## Exercise objective:
Track down every line below that holds "caroso" and copy it.

-- Study material follows --

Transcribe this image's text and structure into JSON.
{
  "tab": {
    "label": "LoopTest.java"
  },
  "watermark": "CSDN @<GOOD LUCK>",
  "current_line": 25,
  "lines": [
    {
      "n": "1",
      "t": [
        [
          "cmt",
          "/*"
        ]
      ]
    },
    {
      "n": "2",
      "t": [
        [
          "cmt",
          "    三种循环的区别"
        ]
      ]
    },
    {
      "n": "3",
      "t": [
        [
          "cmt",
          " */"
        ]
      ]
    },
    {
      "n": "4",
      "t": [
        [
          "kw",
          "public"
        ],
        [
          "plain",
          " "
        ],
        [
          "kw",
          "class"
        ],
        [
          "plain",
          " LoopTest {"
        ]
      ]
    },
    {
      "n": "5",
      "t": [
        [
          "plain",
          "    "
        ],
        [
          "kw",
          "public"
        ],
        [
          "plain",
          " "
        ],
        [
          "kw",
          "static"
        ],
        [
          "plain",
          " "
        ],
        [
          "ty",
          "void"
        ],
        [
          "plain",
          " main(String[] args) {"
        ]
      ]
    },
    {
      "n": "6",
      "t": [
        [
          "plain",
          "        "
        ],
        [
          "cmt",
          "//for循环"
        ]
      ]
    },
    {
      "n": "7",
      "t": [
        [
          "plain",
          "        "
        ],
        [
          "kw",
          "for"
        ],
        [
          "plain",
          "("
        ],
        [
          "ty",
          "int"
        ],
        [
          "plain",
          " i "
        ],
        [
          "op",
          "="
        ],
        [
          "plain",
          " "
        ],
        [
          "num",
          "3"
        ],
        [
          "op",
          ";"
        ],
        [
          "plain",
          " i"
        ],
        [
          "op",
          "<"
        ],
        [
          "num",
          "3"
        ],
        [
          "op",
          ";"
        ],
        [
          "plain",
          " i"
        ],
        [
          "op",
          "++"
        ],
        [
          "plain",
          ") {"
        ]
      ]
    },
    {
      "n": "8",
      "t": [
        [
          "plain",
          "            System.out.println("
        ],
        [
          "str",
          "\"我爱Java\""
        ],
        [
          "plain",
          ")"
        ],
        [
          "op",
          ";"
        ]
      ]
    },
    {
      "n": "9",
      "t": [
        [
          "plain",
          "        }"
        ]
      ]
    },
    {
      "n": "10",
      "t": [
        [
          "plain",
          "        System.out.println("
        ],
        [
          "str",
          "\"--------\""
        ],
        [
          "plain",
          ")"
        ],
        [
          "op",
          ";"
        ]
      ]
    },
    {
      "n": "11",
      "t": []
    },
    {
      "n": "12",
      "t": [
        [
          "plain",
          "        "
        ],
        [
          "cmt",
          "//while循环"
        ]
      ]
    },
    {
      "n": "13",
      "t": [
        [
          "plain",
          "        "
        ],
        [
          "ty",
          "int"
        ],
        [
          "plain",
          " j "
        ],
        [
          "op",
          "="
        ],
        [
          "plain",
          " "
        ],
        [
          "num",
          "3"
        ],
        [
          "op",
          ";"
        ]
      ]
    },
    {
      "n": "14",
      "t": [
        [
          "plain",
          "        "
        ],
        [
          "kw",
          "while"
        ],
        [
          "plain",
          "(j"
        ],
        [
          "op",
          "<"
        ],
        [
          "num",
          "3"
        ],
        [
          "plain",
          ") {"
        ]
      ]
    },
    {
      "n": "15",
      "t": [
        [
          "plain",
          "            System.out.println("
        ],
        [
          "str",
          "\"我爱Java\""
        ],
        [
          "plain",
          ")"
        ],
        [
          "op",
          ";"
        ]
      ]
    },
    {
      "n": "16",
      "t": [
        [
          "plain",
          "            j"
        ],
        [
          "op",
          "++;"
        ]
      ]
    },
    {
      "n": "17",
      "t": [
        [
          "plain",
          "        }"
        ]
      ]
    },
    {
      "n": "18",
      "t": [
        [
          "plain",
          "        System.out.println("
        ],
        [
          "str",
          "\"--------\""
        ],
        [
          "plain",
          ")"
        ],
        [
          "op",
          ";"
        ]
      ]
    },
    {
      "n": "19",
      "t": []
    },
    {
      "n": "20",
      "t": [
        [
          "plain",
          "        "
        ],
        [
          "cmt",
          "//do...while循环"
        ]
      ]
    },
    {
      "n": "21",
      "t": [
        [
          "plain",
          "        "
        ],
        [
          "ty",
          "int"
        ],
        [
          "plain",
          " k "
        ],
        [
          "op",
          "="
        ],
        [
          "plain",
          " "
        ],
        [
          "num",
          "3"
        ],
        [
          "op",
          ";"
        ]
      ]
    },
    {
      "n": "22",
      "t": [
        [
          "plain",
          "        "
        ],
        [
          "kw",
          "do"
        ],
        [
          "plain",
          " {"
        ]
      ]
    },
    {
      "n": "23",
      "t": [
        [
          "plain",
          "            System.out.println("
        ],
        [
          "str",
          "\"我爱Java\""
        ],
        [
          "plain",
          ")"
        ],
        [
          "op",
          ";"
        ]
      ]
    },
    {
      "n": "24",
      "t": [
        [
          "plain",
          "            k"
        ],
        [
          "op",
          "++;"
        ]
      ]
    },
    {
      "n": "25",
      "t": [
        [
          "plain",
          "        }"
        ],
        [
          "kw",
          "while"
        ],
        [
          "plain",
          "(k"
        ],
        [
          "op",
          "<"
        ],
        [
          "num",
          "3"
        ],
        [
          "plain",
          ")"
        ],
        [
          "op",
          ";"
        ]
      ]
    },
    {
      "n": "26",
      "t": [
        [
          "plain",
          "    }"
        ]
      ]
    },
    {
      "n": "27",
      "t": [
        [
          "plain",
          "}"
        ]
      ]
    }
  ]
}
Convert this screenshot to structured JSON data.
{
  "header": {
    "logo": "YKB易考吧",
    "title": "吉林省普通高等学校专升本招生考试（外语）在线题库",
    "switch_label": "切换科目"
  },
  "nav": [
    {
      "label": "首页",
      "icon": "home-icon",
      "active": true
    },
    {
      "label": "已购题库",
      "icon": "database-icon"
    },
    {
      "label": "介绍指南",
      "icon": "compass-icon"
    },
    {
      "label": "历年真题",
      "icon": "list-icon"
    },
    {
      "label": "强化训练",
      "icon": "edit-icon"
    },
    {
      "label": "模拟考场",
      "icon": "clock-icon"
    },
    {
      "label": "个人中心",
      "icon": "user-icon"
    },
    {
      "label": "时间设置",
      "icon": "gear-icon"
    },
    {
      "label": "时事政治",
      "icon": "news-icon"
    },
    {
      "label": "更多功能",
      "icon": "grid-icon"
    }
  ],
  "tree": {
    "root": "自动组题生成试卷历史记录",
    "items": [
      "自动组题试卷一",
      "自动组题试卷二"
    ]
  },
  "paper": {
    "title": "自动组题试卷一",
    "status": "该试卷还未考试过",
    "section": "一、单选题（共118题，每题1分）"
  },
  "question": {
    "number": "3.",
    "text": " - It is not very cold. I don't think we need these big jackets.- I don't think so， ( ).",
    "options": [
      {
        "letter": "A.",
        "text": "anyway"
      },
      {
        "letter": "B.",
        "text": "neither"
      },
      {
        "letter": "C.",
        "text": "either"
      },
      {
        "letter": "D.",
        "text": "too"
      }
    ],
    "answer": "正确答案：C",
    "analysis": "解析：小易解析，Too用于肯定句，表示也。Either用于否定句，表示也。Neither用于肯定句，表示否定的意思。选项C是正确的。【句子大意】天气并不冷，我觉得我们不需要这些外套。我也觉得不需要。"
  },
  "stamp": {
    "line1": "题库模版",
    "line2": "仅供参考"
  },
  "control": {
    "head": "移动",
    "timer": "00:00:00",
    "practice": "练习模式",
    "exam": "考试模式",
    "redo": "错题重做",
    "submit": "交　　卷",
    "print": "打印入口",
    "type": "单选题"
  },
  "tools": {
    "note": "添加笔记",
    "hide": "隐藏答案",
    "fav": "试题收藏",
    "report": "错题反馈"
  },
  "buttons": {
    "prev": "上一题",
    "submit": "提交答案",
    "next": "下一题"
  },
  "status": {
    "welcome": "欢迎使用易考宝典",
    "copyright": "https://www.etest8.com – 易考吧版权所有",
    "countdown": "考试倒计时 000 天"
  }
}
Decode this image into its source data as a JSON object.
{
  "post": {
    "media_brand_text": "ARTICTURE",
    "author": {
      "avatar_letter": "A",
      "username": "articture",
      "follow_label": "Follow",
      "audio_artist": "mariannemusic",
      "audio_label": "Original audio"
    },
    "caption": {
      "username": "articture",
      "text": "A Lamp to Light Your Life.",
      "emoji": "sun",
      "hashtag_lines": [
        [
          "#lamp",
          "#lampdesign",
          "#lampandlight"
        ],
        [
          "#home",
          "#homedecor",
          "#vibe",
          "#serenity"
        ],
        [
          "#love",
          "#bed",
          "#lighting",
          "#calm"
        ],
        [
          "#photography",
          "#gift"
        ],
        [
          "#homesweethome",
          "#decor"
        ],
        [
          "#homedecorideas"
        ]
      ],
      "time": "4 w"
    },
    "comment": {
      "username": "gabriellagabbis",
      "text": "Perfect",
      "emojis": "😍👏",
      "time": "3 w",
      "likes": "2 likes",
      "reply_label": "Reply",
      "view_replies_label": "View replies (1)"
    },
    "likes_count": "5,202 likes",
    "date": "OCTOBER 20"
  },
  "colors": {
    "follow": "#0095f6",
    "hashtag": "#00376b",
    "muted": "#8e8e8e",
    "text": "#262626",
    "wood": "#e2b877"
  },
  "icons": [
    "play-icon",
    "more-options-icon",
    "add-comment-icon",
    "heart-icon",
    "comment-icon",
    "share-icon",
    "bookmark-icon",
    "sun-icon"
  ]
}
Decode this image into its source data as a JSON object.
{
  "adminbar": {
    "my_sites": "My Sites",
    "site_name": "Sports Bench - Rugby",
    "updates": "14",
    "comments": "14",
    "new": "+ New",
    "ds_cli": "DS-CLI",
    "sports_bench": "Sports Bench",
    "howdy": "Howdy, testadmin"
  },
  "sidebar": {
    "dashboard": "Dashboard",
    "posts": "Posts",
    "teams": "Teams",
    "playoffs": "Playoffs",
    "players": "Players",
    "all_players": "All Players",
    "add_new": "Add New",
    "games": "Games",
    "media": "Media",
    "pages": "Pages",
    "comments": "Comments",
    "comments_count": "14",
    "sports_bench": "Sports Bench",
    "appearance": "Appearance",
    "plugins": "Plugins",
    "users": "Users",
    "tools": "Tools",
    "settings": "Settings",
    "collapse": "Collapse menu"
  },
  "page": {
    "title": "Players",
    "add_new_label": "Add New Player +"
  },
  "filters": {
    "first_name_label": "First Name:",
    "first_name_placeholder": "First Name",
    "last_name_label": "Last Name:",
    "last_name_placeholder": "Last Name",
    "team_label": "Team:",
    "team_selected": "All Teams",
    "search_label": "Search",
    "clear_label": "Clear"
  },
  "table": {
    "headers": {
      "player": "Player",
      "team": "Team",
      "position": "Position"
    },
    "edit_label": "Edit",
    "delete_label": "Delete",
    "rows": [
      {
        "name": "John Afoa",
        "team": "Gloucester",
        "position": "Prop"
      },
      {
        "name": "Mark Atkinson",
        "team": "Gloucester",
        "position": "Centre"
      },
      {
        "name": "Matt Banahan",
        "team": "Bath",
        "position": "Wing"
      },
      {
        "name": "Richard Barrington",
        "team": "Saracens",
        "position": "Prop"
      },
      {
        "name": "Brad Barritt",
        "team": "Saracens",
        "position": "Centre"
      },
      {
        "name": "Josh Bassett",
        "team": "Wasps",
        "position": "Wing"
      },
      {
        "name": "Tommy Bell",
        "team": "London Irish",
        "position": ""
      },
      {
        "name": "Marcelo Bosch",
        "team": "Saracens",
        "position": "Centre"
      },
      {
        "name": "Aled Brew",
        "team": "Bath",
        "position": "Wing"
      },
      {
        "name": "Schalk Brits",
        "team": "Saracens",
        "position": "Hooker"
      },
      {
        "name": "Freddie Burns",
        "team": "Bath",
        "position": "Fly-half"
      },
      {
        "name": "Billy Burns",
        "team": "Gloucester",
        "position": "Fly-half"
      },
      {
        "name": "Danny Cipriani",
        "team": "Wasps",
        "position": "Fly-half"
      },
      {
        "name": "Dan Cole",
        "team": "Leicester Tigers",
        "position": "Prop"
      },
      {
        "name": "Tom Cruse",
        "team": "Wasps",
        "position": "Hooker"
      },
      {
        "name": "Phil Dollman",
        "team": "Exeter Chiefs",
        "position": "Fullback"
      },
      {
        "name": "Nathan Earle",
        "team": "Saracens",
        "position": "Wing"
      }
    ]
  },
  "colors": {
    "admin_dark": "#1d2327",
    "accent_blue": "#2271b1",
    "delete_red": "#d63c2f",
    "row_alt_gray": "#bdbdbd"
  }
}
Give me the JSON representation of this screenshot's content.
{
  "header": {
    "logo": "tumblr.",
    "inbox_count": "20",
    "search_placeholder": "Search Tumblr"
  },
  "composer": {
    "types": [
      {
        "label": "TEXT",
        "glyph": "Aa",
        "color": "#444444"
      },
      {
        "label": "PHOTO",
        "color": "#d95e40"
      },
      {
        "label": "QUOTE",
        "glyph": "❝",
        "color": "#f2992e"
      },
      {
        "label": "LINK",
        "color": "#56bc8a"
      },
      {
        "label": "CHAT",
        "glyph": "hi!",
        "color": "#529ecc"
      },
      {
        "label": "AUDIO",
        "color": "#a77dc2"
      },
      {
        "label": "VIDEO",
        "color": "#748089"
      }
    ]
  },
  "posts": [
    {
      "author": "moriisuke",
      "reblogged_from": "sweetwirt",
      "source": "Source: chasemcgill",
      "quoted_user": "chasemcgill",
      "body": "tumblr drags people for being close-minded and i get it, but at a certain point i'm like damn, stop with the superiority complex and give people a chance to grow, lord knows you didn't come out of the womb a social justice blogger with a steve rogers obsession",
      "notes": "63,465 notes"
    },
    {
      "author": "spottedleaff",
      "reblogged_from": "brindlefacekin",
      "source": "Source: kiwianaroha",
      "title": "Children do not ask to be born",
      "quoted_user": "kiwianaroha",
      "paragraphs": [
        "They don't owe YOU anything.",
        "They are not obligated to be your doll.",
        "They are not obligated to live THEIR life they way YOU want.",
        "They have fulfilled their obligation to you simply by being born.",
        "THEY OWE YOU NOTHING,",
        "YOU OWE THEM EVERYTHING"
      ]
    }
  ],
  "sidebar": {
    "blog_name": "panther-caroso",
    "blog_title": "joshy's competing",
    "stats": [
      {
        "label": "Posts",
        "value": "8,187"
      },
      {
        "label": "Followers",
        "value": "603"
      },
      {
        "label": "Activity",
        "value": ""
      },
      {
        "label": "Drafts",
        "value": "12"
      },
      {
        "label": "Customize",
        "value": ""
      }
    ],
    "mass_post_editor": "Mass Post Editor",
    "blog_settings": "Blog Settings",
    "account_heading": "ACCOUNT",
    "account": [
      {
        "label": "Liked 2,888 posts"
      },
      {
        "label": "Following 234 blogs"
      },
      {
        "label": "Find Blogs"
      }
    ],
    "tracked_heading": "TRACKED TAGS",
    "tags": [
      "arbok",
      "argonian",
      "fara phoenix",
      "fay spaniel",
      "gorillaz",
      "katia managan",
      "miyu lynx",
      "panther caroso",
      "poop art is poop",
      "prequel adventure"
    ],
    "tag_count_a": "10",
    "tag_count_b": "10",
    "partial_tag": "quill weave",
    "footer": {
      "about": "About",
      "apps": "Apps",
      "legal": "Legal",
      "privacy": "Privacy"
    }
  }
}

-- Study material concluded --

## Reply:
    "blog_name": "panther-caroso",
      "panther caroso",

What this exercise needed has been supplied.